The U-shaped hook is made of a finely polished piece of hardwood. It is oval in cross-section, and becomes considerably thicker in the region of its curve. The point is flattened towards the side. There is a support at the upper end of the shank where a lashing of plaited coconut fibres is secured. Both ends of a twisted cord made of a different plant material are held by lashing, thus forming a loop with a knot in it.
Large wooden fish-hooks such this one were made in the Society Islands as well as in other parts of Oceania for catching sharks, ma’o. They were mostly made of a twisted root of toa or ‘aito wood (Casuarina equisetifolia) (Moschner 1955: 188). The procedure was as follows: ‘The root was twisted into the shape they wished the future hook to assume, and allowed to grow till it had reached a size large enough to allow of the outside or soft parts being removed, and a sufficiency remaining to make the hook’ (Ellis 1830, II: 294).
Apart from coconut fibres, the material for the lashings, as well as for the long fishing lines, came in particular from the bast of roa or romaha (Pipturus argenteus), mati (Ficus tinctora) and purau (Hibiscus tiliaceus) (cf. Cook in Beaglehole 1955, I: 133, Moerenhout 1837, II: 104, Ellis 1830, II: 294, Henry 1928: 52 and Nordhoff 1930: 147). As a rule, the cords, made from two or three strands, were twisted by hand on the thigh (Bunzendahl 1935: 177). According to Banks (1896: 154), cords made of roa were considered to be particularly durable and thus superior to European fishing lines in this respect.
Bunzendahl (1935: 177f.) supplied exact information on the use of other materials (e.g. bone) and the introduction of European materials (e.g. iron) for the manufacture of large fish-hooks used in ‘off-shore fishing’.
Apart from Göttingen, large shark hooks made of the same material and of a similar form which can undoubtedly be traced back to Cook’s voyages, and which can be shown to be from the Society Islands, have been documented by Kaeppler (1978a: 157) only for the collections in Vienna and Wellington, New Zealand. Gundolf Krüger
Banks, Joseph, Journal of the Right Hon. Sir Joseph Banks During Captain Cook’s First Voyage in H.M.S. Endeavour in 1768-71 to Terra del Fuego. Otahite, New Zealand, Australia, the Dutch East Indies etc., by Sir Joseph D Hooker, London, 1896.
Beaglehole, John Cawte, The Journals of Captain James Cook on his Voyages of Discovery. The Voyage of the Endeavour 1768-1771, Hakluyt Society, Extra Series, 34, vol. 1, Cambridge University Press, Cambridge, 1955-1968 I.

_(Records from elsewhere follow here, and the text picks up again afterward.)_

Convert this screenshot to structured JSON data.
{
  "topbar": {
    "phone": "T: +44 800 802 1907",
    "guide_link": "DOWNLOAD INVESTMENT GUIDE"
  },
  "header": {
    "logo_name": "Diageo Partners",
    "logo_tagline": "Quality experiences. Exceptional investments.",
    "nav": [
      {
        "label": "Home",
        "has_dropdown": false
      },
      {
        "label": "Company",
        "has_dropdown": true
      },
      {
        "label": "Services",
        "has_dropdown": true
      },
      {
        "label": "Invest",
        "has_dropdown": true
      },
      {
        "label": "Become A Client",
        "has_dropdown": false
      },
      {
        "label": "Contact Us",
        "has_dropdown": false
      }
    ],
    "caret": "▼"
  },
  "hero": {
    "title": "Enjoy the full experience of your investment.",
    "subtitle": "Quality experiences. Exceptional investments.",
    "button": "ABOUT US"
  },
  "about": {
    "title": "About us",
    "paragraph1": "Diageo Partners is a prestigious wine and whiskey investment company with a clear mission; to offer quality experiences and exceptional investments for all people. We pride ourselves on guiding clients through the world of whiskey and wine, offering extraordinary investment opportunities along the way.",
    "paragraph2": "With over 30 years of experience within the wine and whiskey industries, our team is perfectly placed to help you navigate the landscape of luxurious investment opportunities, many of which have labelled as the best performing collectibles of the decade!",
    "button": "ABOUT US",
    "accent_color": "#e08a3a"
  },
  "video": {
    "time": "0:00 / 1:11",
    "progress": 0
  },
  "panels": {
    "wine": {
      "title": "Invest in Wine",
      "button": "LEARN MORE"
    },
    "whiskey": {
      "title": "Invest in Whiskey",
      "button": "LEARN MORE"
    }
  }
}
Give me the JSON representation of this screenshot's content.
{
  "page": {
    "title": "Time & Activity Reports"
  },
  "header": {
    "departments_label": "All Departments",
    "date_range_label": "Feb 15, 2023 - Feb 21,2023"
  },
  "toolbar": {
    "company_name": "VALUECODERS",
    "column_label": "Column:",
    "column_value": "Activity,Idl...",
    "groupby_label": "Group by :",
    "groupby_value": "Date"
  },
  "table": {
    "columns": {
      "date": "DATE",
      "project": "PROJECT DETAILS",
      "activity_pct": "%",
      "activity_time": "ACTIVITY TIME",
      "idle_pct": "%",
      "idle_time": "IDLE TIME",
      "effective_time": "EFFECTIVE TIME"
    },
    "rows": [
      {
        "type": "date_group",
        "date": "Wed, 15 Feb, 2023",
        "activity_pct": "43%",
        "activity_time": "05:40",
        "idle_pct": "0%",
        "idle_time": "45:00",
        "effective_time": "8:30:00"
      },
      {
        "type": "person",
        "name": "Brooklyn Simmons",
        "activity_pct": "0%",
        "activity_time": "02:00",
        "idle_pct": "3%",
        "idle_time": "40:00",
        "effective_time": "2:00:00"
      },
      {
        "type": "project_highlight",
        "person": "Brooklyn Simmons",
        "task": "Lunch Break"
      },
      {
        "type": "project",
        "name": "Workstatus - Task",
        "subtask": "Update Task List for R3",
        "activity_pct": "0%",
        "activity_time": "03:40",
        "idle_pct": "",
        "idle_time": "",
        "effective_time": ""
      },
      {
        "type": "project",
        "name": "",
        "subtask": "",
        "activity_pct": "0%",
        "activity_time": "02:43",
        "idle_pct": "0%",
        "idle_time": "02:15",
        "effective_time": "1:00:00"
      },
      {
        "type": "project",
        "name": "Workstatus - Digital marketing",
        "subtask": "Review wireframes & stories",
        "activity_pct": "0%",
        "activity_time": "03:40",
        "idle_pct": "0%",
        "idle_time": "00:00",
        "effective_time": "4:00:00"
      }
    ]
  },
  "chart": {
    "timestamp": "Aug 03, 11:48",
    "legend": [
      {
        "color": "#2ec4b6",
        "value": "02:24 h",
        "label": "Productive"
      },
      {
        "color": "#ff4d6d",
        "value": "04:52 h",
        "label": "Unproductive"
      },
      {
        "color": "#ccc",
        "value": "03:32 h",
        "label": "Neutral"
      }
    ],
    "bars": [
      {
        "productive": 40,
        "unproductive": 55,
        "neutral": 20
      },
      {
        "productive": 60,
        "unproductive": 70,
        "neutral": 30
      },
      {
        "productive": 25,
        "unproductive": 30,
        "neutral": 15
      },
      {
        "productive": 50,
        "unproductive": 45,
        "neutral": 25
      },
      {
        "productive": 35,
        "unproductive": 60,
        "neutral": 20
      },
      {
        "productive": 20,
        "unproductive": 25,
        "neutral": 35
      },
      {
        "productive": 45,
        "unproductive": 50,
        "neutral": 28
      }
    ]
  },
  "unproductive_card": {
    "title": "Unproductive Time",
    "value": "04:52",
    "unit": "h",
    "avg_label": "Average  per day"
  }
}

Bunzendahl, Otto, Tahiti und Europa: Entdeckungsgeschichte der Gesellschaftsinseln, Studien zur Völkerkunde, Leipzig, 1935, vol. 8.
Ellis, William, Polynesian Researches During a Residence of Nearly Eight Years in the Society and Sandwich Islands, London, 1830-1853, vol. 4.
Henry, Teuira, Ancient Tahiti, Bernice P Bishop Museum Bulletin, vol. 48, Honolulu, 1928.
Kaeppler, Adrienne L, ‘Artificial Curiosities’ Being An Exposition of Native Manufactures Collected on the Three Pacific Voyages of Captain James Cook RN [Exhibition catalogue], Bishop Museum Press, Honolulu, 1978a.
Moerenhout, JU, Voyages aux îles du Grand Océan, 2 Bde., Paris, 1837.
Moschner, Irmgard, ‘Die Wiener Cook-Sammlung, Südsee-Teil’, Archiv für Völkerkunde, Vienna and Stuttgart, 1955, vol. 10, pp. 136-253.
Nordhoff, Charles, ‘Notes on the off-shore fishing of the Society Islands’, The Journal of the Polynesian Society, 1930, vol. 39, pp. 137-262.